Please return all records verbatim, no pictures.

[Stored entries]
╔══

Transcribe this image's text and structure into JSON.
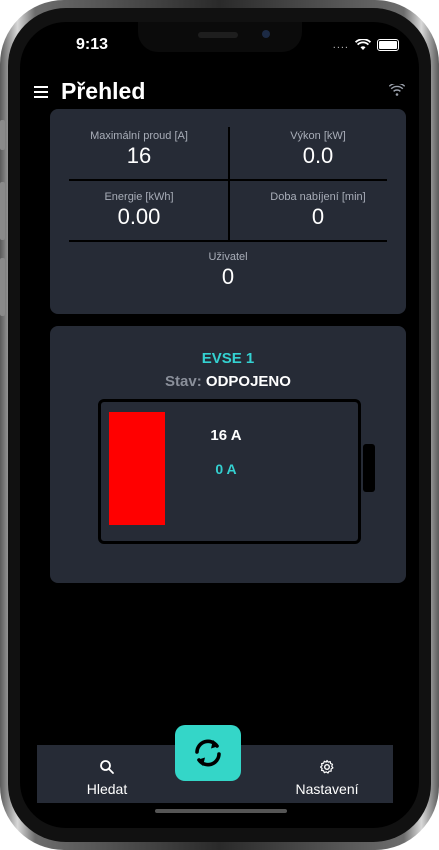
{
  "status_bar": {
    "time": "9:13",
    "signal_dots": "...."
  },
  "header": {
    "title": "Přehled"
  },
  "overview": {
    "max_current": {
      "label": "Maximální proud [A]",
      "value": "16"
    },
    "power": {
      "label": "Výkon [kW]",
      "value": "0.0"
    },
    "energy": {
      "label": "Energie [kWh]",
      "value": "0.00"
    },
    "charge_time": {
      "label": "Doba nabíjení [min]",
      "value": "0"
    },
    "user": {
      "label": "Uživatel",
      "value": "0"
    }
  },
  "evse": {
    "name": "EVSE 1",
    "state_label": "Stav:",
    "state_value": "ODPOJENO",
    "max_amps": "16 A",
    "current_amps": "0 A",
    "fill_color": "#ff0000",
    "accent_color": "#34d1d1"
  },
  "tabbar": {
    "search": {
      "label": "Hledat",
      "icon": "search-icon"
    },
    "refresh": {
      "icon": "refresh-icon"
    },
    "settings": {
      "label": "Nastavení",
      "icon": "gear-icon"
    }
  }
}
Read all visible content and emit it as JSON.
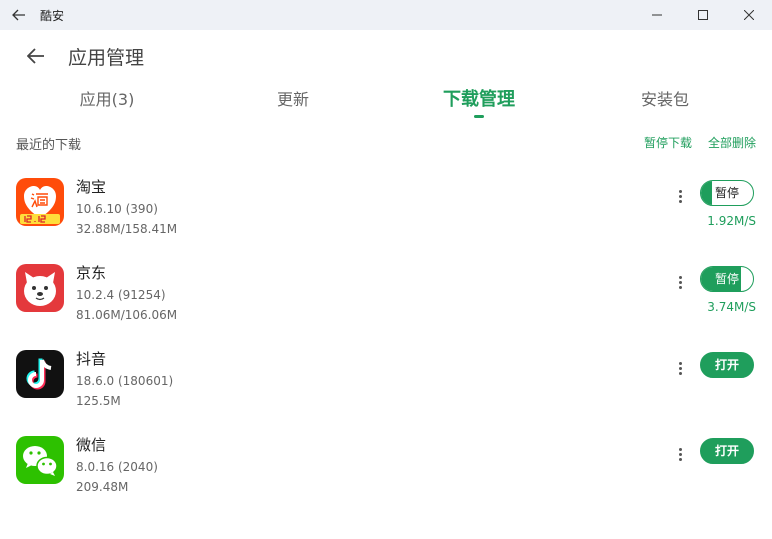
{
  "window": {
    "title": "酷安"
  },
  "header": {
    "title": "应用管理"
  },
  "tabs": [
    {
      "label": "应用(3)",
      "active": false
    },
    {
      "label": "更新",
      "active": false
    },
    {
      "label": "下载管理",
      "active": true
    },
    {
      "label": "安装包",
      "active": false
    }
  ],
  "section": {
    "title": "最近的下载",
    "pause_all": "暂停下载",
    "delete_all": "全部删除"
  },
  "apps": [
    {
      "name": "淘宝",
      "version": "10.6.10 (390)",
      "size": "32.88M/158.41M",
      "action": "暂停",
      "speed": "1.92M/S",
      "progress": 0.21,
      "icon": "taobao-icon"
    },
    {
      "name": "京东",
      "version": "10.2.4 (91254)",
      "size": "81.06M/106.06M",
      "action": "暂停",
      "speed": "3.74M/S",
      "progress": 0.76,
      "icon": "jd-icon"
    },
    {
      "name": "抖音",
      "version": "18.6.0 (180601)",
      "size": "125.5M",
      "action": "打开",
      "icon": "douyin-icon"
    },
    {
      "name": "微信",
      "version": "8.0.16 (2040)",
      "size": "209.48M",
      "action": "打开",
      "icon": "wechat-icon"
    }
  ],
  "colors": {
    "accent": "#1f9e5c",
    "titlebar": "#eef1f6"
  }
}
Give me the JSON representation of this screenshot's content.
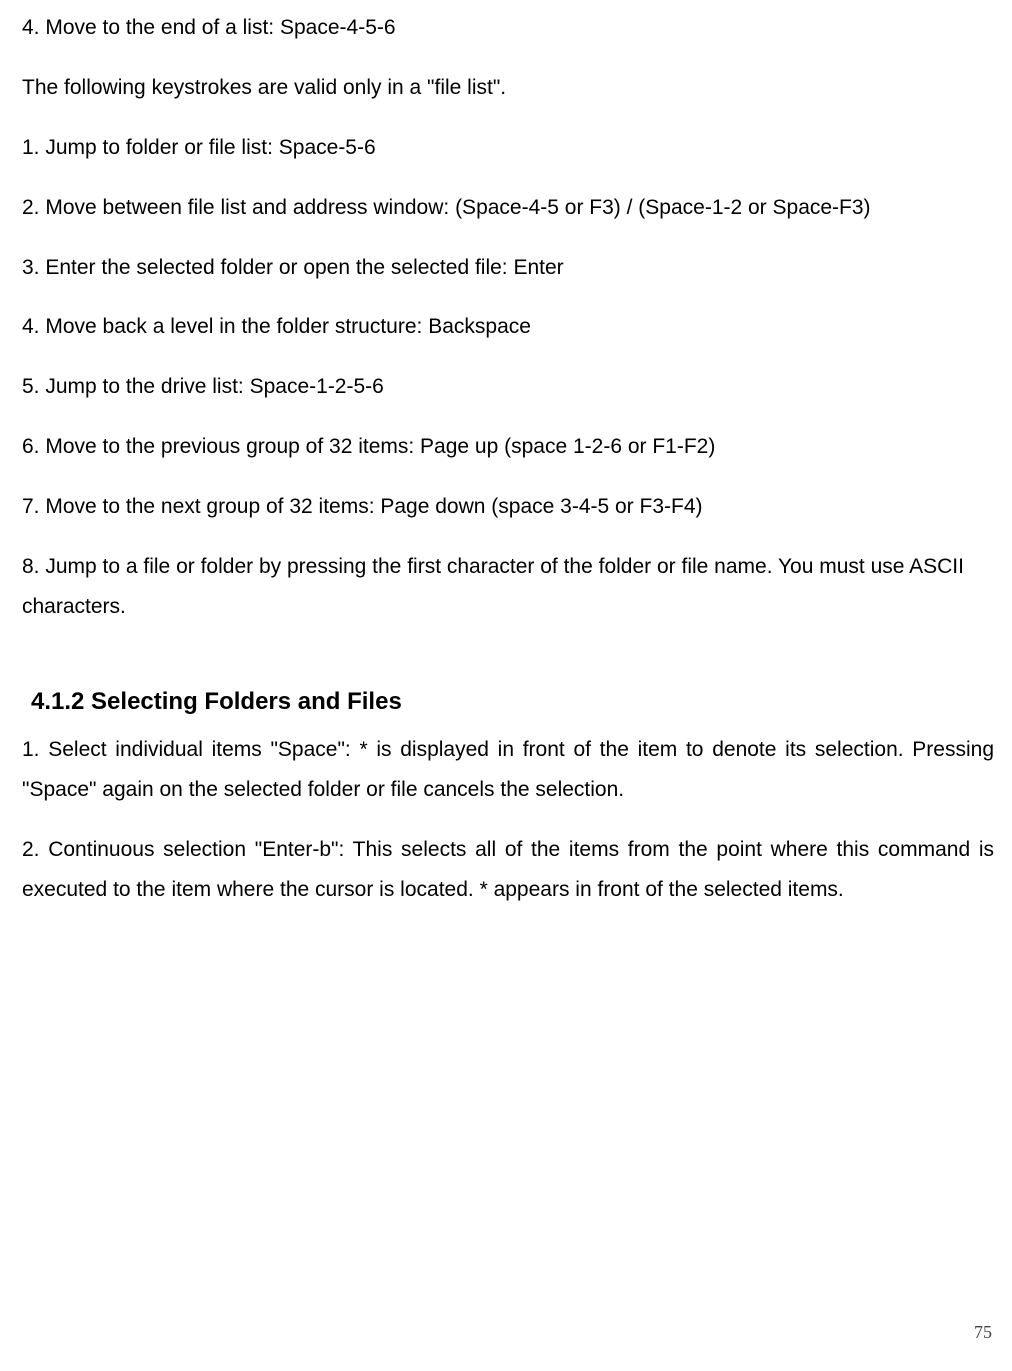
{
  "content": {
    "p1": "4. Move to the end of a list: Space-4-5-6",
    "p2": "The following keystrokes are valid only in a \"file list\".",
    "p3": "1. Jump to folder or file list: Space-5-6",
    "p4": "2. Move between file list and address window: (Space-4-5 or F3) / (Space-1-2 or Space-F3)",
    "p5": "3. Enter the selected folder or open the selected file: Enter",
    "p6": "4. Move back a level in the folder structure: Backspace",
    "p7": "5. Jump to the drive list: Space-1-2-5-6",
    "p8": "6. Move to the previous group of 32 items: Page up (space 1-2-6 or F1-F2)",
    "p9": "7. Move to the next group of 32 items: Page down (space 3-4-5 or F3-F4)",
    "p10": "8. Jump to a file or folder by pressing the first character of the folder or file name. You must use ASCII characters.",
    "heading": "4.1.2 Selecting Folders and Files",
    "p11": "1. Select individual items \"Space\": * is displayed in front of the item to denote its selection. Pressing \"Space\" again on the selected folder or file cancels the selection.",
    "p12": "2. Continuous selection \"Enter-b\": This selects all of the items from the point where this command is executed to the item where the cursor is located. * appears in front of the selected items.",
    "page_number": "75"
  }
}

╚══

__Output for this exercise__
Transcribe this image's text and structure into JSON.
{
  "status_bar": {
    "time": "9:13",
    "signal_dots": "...."
  },
  "header": {
    "title": "Přehled"
  },
  "overview": {
    "max_current": {
      "label": "Maximální proud [A]",
      "value": "16"
    },
    "power": {
      "label": "Výkon [kW]",
      "value": "0.0"
    },
    "energy": {
      "label": "Energie [kWh]",
      "value": "0.00"
    },
    "charge_time": {
      "label": "Doba nabíjení [min]",
      "value": "0"
    },
    "user": {
      "label": "Uživatel",
      "value": "0"
    }
  },
  "evse": {
    "name": "EVSE 1",
    "state_label": "Stav:",
    "state_value": "ODPOJENO",
    "max_amps": "16 A",
    "current_amps": "0 A",
    "fill_color": "#ff0000",
    "accent_color": "#34d1d1"
  },
  "tabbar": {
    "search": {
      "label": "Hledat",
      "icon": "search-icon"
    },
    "refresh": {
      "icon": "refresh-icon"
    },
    "settings": {
      "label": "Nastavení",
      "icon": "gear-icon"
    }
  }
}
Read all visible content and emit it as JSON.
{
  "window": {
    "title": "酷安"
  },
  "header": {
    "title": "应用管理"
  },
  "tabs": [
    {
      "label": "应用(3)",
      "active": false
    },
    {
      "label": "更新",
      "active": false
    },
    {
      "label": "下载管理",
      "active": true
    },
    {
      "label": "安装包",
      "active": false
    }
  ],
  "section": {
    "title": "最近的下载",
    "pause_all": "暂停下载",
    "delete_all": "全部删除"
  },
  "apps": [
    {
      "name": "淘宝",
      "version": "10.6.10 (390)",
      "size": "32.88M/158.41M",
      "action": "暂停",
      "speed": "1.92M/S",
      "progress": 0.21,
      "icon": "taobao-icon"
    },
    {
      "name": "京东",
      "version": "10.2.4 (91254)",
      "size": "81.06M/106.06M",
      "action": "暂停",
      "speed": "3.74M/S",
      "progress": 0.76,
      "icon": "jd-icon"
    },
    {
      "name": "抖音",
      "version": "18.6.0 (180601)",
      "size": "125.5M",
      "action": "打开",
      "icon": "douyin-icon"
    },
    {
      "name": "微信",
      "version": "8.0.16 (2040)",
      "size": "209.48M",
      "action": "打开",
      "icon": "wechat-icon"
    }
  ],
  "colors": {
    "accent": "#1f9e5c",
    "titlebar": "#eef1f6"
  }
}
Give me the JSON representation of this screenshot's content.
{
  "content": {
    "p1": "4. Move to the end of a list: Space-4-5-6",
    "p2": "The following keystrokes are valid only in a \"file list\".",
    "p3": "1. Jump to folder or file list: Space-5-6",
    "p4": "2. Move between file list and address window: (Space-4-5 or F3) / (Space-1-2 or Space-F3)",
    "p5": "3. Enter the selected folder or open the selected file: Enter",
    "p6": "4. Move back a level in the folder structure: Backspace",
    "p7": "5. Jump to the drive list: Space-1-2-5-6",
    "p8": "6. Move to the previous group of 32 items: Page up (space 1-2-6 or F1-F2)",
    "p9": "7. Move to the next group of 32 items: Page down (space 3-4-5 or F3-F4)",
    "p10": "8. Jump to a file or folder by pressing the first character of the folder or file name. You must use ASCII characters.",
    "heading": "4.1.2 Selecting Folders and Files",
    "p11": "1. Select individual items \"Space\": * is displayed in front of the item to denote its selection. Pressing \"Space\" again on the selected folder or file cancels the selection.",
    "p12": "2. Continuous selection \"Enter-b\": This selects all of the items from the point where this command is executed to the item where the cursor is located. * appears in front of the selected items.",
    "page_number": "75"
  }
}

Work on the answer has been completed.